• WHAT THE EXERCISE ASKS: Say how many lines in the entries hold the word "header", and reply with that number only.
┌──
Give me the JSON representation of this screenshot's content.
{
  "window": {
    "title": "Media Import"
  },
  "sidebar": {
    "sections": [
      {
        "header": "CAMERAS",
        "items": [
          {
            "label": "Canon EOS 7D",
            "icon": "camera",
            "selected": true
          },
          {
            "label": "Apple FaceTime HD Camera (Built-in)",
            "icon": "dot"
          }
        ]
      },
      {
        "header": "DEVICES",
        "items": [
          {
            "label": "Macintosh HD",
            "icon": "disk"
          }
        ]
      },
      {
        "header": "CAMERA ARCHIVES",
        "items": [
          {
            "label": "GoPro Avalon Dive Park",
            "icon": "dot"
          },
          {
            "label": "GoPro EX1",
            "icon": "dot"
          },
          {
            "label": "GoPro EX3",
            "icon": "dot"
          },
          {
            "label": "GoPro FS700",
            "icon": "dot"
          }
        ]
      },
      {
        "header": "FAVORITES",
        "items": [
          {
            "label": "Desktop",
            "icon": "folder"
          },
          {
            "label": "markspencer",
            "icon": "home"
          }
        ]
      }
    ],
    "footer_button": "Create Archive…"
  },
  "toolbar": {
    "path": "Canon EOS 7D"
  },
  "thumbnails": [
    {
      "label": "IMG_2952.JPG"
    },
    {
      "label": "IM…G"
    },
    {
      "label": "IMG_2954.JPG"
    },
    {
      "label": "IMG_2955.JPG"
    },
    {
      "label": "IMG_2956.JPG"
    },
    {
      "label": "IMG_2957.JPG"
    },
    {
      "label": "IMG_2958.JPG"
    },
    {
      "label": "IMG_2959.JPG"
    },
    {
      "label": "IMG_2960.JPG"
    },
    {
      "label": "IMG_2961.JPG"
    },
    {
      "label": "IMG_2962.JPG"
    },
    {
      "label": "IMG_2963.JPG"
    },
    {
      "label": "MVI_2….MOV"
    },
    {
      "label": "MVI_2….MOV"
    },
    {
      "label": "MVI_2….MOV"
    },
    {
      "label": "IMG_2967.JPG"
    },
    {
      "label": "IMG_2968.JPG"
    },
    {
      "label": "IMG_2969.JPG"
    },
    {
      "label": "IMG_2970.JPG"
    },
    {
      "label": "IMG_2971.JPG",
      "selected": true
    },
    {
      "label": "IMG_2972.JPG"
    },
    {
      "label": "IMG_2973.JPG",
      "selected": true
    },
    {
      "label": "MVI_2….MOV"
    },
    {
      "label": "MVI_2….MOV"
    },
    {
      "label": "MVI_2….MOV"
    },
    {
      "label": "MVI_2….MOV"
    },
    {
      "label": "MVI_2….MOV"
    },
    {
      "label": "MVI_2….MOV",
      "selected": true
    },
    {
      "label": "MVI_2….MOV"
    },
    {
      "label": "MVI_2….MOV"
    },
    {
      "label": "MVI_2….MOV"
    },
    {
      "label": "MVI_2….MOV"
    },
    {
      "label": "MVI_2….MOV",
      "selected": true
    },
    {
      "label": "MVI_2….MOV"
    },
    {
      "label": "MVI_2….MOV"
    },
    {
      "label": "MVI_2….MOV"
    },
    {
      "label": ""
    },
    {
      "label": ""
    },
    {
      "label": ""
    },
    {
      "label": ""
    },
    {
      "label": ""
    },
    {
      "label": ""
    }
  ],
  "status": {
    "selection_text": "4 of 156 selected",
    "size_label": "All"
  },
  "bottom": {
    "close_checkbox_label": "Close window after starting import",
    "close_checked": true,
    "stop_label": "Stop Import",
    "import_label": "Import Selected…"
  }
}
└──
• EXERCISE RESULT: 4